The actress Renate Krobner became famous in the role of "Solo Sunny". Now she has died at the age of 75.
Renate Krobner in September 2011 Photo: Patrick Seeger/dpa/picture alliance
The guy lolls in bed, great night with the little one, can now go on a bit more. But she says, "Is without breakfast." He begins to grumble, in this kind of dandyish bravado, from which some men believe to get her around after all. But Sunny can’t be persuaded, so she squeaks out a "It’s without discussion, too".
It’s only a small scene, but it’s great cinema. Iconographic cinema: the Defa film "Solo Sunny" by Konrad Wolf (screenplay: Wolfgang Kohlhaase), released in GDR cinemas in 1980. It is the story of Ingrid, "Sunny," who tours the villages as a pop singer, hoping for the really big career.
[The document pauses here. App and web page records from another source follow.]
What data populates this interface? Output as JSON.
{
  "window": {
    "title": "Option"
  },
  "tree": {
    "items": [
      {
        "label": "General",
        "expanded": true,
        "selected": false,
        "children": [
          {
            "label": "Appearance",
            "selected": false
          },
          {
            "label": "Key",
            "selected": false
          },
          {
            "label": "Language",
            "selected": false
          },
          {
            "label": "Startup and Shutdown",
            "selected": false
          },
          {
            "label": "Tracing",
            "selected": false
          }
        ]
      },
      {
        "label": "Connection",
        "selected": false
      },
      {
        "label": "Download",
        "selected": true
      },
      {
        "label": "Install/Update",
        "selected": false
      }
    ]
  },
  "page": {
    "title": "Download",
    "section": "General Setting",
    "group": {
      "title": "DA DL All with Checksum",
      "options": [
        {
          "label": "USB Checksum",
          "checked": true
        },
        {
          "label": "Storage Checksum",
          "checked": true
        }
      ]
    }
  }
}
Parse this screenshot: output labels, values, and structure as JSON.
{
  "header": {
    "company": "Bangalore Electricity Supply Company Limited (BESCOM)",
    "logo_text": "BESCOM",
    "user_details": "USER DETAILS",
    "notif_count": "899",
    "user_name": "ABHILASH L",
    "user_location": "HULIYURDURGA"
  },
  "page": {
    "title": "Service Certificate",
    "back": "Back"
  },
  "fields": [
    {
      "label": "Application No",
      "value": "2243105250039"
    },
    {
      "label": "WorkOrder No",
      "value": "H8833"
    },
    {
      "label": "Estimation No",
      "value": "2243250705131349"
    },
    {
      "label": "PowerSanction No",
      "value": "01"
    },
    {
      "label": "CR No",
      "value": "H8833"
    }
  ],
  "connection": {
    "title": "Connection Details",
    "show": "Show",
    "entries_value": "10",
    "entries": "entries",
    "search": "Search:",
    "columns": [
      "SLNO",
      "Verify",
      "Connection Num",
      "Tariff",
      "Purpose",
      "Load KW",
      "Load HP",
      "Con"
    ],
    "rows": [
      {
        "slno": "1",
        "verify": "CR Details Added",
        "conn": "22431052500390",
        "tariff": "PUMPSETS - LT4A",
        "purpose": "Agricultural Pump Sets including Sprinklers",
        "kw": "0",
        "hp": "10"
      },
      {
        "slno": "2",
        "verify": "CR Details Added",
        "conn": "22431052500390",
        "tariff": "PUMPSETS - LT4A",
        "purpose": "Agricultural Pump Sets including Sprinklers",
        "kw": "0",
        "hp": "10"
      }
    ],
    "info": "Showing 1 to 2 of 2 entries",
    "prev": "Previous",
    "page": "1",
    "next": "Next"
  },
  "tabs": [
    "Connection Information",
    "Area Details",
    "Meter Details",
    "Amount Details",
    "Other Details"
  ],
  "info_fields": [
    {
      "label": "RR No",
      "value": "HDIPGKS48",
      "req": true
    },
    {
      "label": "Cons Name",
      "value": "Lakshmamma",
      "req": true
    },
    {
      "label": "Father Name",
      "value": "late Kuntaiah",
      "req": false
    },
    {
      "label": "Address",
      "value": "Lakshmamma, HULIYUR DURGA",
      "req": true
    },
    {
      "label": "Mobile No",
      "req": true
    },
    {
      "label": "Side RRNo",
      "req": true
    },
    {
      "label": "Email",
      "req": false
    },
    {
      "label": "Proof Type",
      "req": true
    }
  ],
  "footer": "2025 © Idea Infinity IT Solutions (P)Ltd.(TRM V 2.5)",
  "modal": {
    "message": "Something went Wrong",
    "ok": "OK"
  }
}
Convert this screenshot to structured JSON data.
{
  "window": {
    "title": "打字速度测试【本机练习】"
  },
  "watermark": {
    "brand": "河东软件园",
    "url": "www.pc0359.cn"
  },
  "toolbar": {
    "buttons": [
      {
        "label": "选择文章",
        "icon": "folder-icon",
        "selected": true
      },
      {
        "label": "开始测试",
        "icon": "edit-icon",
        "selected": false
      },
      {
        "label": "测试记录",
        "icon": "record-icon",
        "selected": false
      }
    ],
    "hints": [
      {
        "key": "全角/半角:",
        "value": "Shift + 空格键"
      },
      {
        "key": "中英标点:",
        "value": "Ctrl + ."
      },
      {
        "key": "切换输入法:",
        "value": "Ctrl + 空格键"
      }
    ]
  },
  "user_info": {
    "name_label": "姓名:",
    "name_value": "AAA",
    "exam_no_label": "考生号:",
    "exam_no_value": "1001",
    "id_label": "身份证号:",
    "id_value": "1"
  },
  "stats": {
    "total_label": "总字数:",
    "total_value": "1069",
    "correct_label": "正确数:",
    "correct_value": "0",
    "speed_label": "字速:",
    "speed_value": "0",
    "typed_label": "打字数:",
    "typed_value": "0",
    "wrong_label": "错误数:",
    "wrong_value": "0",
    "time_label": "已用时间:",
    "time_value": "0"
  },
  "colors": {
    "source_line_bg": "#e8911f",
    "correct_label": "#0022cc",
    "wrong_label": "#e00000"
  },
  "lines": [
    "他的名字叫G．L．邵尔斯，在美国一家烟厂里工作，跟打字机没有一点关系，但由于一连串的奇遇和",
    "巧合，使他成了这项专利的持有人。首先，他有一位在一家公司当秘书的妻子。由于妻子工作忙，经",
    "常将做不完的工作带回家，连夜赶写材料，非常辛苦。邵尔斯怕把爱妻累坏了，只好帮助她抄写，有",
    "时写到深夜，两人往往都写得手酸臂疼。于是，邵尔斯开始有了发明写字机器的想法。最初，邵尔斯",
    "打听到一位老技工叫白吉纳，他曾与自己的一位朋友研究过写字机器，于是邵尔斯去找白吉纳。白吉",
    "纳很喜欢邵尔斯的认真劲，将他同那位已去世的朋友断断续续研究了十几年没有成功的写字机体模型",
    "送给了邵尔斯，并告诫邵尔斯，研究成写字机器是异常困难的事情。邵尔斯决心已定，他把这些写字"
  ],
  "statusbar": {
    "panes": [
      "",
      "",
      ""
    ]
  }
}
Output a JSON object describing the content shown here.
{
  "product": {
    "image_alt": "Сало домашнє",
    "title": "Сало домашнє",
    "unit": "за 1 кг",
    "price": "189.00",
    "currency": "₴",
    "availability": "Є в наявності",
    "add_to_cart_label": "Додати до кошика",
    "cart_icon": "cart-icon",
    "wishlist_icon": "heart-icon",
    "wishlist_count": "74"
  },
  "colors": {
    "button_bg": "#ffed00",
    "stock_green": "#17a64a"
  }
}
This "Sunny", that is Renate Krobner, the role made the then 35-year-old famous. Now the actress has died at the age of 75.
Sunny – and thus Renate Krobner – was a projection screen for many young women in the East at the time: self-determined, brash, non-conformist, yearning. She falls in love, loses herself, wants to kill herself. She flies out of bars and out of a job, experiences violence and clingy men. But the ones who want her, she doesn’t want. Krobner has played all of this equally with a lightness and vitality that perhaps only few can. The song she sings in the film, composed by Gunther Fischer, now has cult status – it belongs to Krobner-Sunny just like the dive bars where she sings the song.
Anyone who doesn’t immediately associate the name Renate Krobner with a person will have the image of the woman with the blonde curls and sequined headdress in front of their eyes at the latest as soon as they say, "Well, the Sunny, the Solo Sunny." Renate Krobner received the Silver Bear for the role at the 1980 Berlinale in West Berlin.
The epitome of female independence
Renate Krobner was born in 1945 in the Harz Mountains, studied at the Berlin Acting School, acted in various theaters in the small republic and appeared in Defa films early on, alongside Manfred Krug, among others. In 1985 she left the GDR with her then partner and later husband Bernd Stegemann. Stegemann is also an actor.
Krobner and her Sunny are not only the epitome of female independence and an uncompromising claim to happiness, they are also social criticism, packed into the film as if casually: as snapshots in the Berlin backyard where Sunny lives, the seemingly fleeting glimpse of the dilapidated tenements in Prenzlauer Berg, of the fucked-up hotels where Sunny and her band stay, of the booziness of the men who circle around Sunny.
Sunny was Krobner’s biggest role, in the East as well as in the West. Everything that came after "Sunny," including roles in "Tatort," the TV series "Liebling Kreuzberg" and "Polizeiruf," never had the radiance as this lost woman with the slowed-down life in the GDR.